Preventing or controlling diabetes may reduce cancer risk and mortality

Results of the NIH-AARP Diet and Health Study revealed that diabetes is associated with increased risk for colon, rectum and liver cancer in men and women. Associations appear to be independent of other cancer risk factors. The data presented at the AACR 102nd Annual Meeting 2011, held in Orlando, USA from April 2 to 6, also showed an 11% increased risk for cancer mortality in women and 17% increased risk in men.

Incidence rates for diabetes and cancer are increasing globally. Previous epidemiologic studies have observed increased risk between diabetes and several cancers, including breast, colorectal, liver, and pancreatic. Yet, the association between diabetes and other cancers remains unclear. Thus, researchers from the USA National Health Institute (NIH) evaluated the association between diabetes and cancer incidence and mortality in the prospective study.

According to Gabriel Lai, PhD, a cancer prevention fellow at the USA National Cancer Institute, study results provide further evidence that abnormal insulin and glucose signalling may contribute to cancer initiation and development. There are myriad benefits from avoiding diabetes through exercise, diet and maintaining a healthy body weight.

Lai and colleagues conducted a study using data from more than 500,000 predominantly white, non-Hispanic men and women aged 50 to 71 years. From 1995 to 1996, the participants completed questionnaires about age, education, body mass index, smoking status, self-reported health status, whether or not they had diabetes, physical activity, vitamin supplement use, intake of alcohol, fruits, vegetables and meat, family history of cancer, and among women, menopausal hormonal therapy. Researchers followed the patients for 11 years.

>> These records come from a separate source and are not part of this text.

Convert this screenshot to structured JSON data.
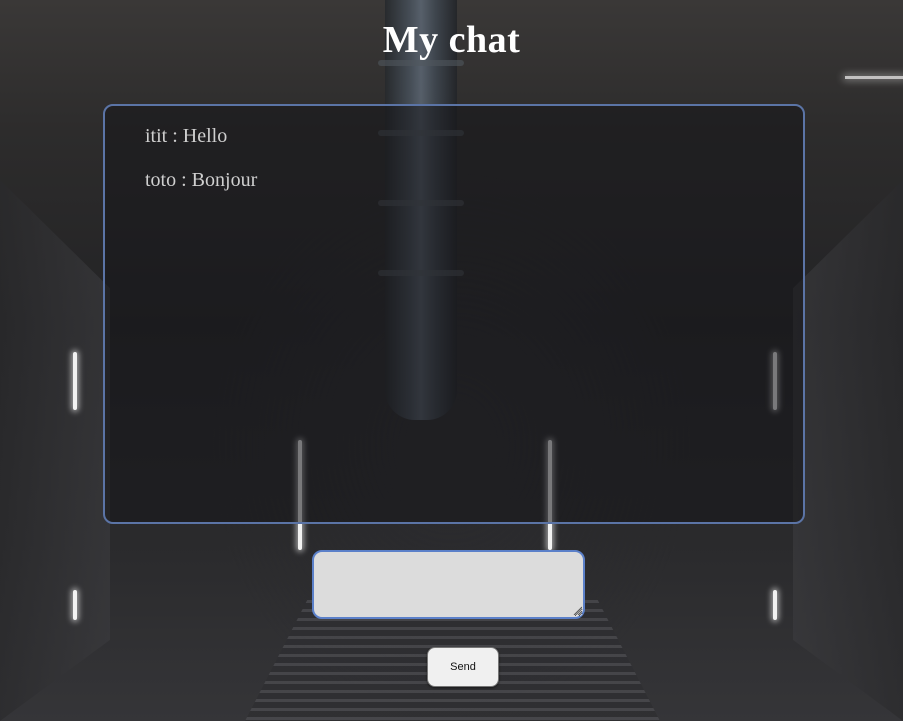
{
  "page": {
    "title": "My chat"
  },
  "chat": {
    "messages": [
      {
        "text": "itit : Hello"
      },
      {
        "text": "toto : Bonjour"
      }
    ]
  },
  "composer": {
    "input_value": "",
    "send_label": "Send"
  },
  "colors": {
    "title": "#ffffff",
    "chat_border": "#5b74a6",
    "input_border": "#5b80c9",
    "message_text": "#cfcfcf"
  }
}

Results showed that diabetes was associated with an 8% increased risk for cancer among women and a 4% decreased risk for men. In previous research, a decreased risk for prostate cancer was associated with diabetes, which researchers believe might be due to the lower testosterone levels associated with diabetes. After excluding prostate cancer from their evaluation, Lai and colleagues found that diabetes was associated with a 9% increased risk for cancer in men. As for mortality, diabetes was associated with an 11% increased risk in women and a 17% increased risk in men. These risks appeared independent from other cancer risk factors, such as obesity and cigarette smoking.

After evaluating by cancer site, the researchers found diabetes was associated with a significant increase in risk for colon, rectal and liver cancers among men and women. In men, diabetes was associated with an increased risk for pancreatic and kidney cancers; in women, it was associated with an increased risk for stomach, anal and endometrial cancers. No association was found between diabetes and lung, skin or other cancers.

According to the authors, these results suggest that preventing or controlling diabetes may contribute to decreased cancer incidence and mortality. Follow-up studies to identify the biologic mechanisms involved are needed.

Source: European Society for Medical Oncology